::: Exercise inputs :::
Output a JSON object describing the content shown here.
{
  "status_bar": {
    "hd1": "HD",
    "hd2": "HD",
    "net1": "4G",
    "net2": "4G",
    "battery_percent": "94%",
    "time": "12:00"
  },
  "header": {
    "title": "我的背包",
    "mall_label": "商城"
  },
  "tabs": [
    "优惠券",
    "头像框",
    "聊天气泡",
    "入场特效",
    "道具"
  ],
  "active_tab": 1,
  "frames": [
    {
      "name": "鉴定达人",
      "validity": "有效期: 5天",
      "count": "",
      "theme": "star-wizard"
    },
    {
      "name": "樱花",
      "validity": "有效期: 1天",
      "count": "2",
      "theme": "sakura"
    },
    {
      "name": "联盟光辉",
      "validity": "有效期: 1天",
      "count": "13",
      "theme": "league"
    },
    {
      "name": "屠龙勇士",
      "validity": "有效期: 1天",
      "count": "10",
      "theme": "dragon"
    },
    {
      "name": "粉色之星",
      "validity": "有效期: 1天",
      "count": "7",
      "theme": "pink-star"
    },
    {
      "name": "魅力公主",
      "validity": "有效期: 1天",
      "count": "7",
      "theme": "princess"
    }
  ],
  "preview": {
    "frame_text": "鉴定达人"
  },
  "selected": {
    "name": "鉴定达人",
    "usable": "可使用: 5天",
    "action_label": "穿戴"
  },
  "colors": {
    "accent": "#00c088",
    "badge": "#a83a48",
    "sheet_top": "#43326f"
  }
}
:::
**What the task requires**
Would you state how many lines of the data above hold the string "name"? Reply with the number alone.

**Task response**
7